[Opening SUPPLIED DATA section]

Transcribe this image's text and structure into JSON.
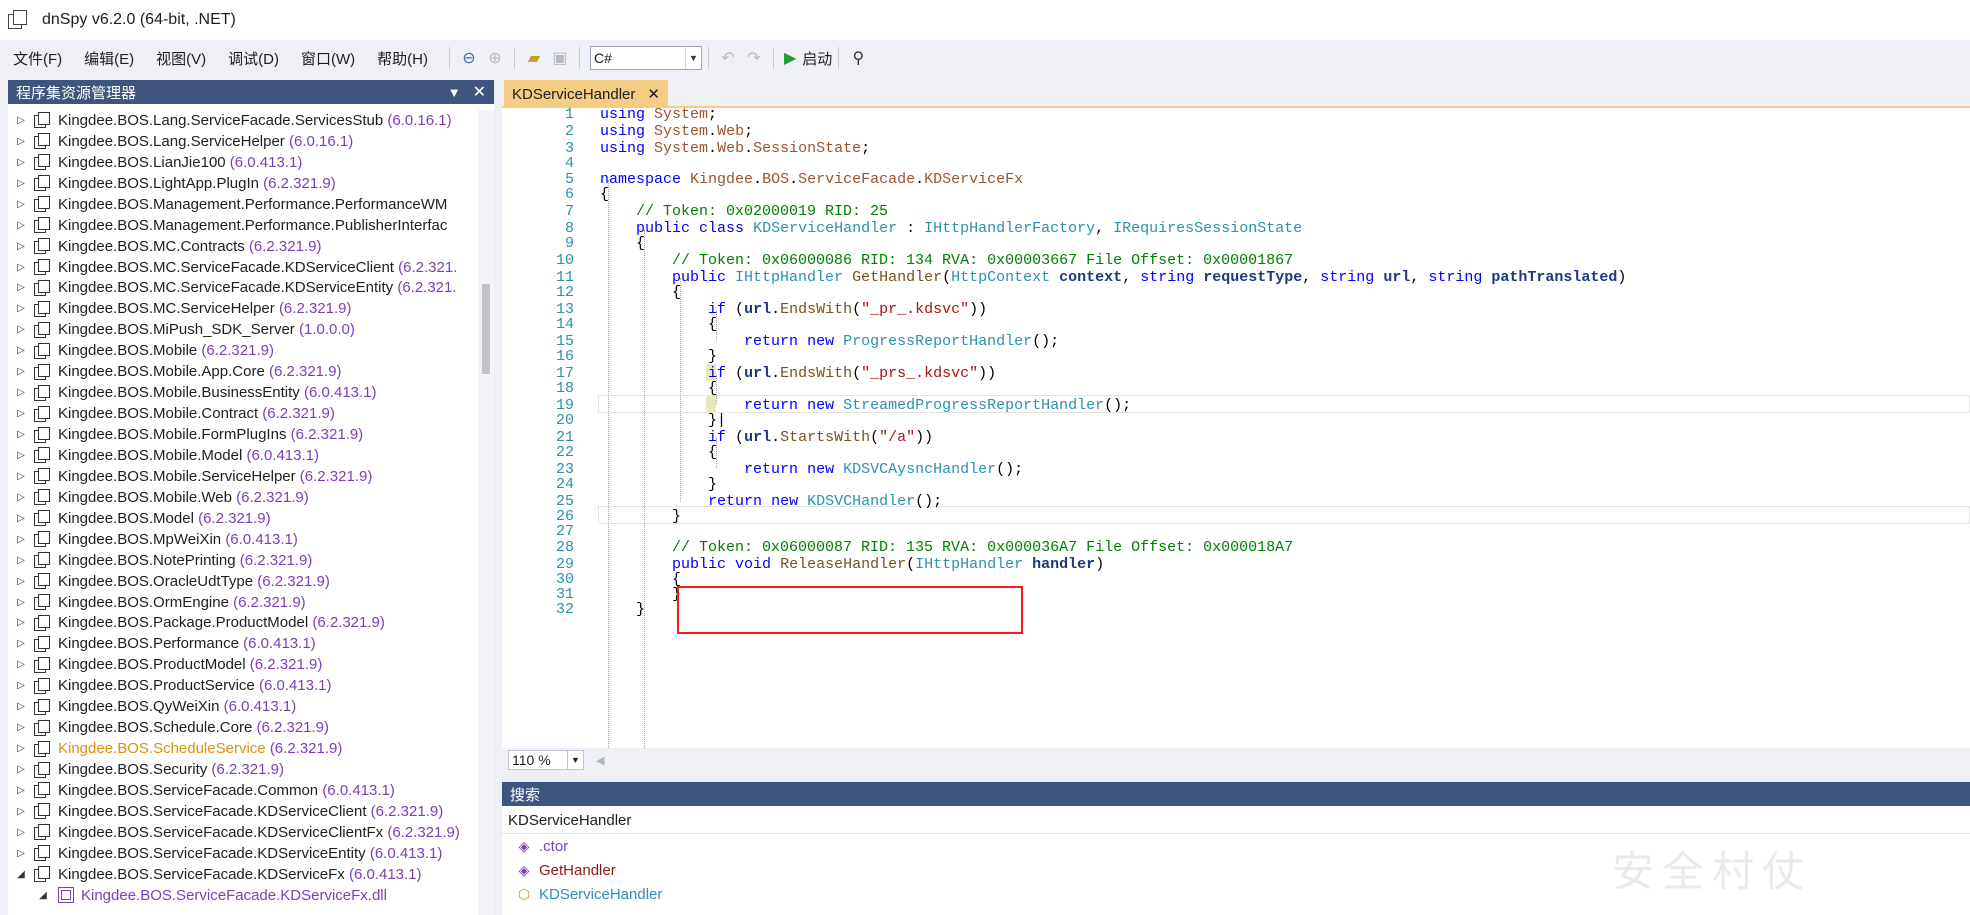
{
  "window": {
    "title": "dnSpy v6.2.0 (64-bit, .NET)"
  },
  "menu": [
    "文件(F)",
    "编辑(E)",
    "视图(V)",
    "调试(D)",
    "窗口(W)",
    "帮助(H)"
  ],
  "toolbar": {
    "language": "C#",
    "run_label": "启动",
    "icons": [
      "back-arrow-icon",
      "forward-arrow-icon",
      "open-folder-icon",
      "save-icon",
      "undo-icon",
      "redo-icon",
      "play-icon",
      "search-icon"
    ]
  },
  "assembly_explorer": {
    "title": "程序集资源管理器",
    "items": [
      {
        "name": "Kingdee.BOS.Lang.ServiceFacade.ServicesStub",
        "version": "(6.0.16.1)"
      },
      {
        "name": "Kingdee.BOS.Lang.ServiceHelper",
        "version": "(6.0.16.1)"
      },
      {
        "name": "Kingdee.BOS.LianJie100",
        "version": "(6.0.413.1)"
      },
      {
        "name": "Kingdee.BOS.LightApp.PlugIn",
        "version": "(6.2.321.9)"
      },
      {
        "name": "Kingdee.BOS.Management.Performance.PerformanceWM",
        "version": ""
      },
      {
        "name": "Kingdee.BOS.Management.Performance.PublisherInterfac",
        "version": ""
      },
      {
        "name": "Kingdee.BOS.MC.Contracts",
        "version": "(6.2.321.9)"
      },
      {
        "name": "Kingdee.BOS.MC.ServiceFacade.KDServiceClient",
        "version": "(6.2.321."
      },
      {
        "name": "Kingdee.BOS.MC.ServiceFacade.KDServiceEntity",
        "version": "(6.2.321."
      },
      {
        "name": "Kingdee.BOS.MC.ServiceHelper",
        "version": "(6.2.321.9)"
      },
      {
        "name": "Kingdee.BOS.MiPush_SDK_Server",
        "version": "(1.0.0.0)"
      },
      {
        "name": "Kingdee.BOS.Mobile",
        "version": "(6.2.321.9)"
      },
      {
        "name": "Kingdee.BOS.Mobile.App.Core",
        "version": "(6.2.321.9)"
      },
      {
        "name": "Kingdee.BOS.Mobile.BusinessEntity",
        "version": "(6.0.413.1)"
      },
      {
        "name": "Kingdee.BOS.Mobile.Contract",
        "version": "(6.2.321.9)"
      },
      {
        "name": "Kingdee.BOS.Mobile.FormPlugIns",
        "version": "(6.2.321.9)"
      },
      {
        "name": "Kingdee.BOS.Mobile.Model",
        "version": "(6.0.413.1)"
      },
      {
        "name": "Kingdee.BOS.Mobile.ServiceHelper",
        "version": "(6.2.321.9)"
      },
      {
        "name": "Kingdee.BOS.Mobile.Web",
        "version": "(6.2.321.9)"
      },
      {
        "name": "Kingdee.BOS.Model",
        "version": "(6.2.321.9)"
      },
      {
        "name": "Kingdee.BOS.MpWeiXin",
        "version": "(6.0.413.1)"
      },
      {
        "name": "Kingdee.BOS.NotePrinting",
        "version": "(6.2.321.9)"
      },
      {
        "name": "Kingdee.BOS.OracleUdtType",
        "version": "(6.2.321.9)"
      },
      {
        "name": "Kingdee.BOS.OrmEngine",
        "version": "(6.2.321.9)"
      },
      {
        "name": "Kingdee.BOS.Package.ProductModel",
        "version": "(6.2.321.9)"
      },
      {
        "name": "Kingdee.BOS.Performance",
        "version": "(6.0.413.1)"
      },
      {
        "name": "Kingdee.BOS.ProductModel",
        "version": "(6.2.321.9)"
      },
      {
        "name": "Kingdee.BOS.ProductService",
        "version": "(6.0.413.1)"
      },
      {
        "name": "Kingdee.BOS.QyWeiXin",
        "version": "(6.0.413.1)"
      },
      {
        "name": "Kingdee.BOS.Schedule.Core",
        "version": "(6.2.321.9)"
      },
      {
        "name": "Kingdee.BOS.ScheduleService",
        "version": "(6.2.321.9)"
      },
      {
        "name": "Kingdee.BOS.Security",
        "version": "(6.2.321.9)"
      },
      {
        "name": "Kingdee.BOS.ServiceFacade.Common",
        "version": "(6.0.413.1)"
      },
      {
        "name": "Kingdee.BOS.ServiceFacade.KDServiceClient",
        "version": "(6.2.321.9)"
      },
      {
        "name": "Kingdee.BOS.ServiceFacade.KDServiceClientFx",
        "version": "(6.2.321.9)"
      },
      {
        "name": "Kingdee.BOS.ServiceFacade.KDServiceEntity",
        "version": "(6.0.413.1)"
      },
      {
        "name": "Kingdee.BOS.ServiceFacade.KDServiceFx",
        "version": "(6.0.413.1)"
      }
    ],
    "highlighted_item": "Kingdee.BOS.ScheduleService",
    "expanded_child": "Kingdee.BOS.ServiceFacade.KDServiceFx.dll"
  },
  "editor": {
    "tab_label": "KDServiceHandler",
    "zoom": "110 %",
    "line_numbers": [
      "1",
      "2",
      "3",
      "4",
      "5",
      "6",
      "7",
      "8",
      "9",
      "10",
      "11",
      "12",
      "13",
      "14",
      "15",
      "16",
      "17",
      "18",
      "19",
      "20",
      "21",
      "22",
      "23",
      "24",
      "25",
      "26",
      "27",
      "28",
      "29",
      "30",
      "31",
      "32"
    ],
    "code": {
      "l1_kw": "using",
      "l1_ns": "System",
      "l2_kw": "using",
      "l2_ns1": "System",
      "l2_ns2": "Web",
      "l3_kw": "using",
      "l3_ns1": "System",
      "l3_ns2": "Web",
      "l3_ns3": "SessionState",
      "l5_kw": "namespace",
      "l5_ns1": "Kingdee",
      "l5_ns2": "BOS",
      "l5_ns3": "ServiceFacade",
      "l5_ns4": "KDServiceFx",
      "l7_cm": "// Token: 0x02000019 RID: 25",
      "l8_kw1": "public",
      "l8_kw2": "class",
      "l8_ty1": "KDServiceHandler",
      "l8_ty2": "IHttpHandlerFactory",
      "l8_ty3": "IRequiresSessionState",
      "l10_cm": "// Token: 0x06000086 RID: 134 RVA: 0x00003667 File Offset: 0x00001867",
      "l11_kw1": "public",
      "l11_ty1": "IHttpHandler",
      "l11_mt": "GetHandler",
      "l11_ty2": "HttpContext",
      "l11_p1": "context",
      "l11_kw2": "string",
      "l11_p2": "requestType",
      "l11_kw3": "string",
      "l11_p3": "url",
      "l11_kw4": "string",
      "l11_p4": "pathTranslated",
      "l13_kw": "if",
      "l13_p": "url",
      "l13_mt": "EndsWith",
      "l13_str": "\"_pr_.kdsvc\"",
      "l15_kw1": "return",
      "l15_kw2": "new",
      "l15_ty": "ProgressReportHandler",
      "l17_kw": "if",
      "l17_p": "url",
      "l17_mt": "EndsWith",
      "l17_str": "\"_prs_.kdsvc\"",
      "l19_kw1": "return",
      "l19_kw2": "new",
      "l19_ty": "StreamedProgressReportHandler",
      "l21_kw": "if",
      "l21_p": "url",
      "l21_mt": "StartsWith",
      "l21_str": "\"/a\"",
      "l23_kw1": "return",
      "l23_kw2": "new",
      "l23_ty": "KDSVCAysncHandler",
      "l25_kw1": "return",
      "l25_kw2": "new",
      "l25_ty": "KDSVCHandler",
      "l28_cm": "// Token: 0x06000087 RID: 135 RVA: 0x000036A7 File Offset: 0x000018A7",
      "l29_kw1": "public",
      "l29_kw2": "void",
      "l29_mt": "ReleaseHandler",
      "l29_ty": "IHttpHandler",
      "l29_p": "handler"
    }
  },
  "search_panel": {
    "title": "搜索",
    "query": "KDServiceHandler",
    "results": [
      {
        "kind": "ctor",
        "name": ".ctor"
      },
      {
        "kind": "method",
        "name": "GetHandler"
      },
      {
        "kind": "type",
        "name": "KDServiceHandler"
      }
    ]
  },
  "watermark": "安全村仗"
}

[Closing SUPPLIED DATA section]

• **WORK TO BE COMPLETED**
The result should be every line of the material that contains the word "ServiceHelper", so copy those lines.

• **TASK SOLUTION**
        "name": "Kingdee.BOS.Lang.ServiceHelper",
        "name": "Kingdee.BOS.MC.ServiceHelper",
        "name": "Kingdee.BOS.Mobile.ServiceHelper",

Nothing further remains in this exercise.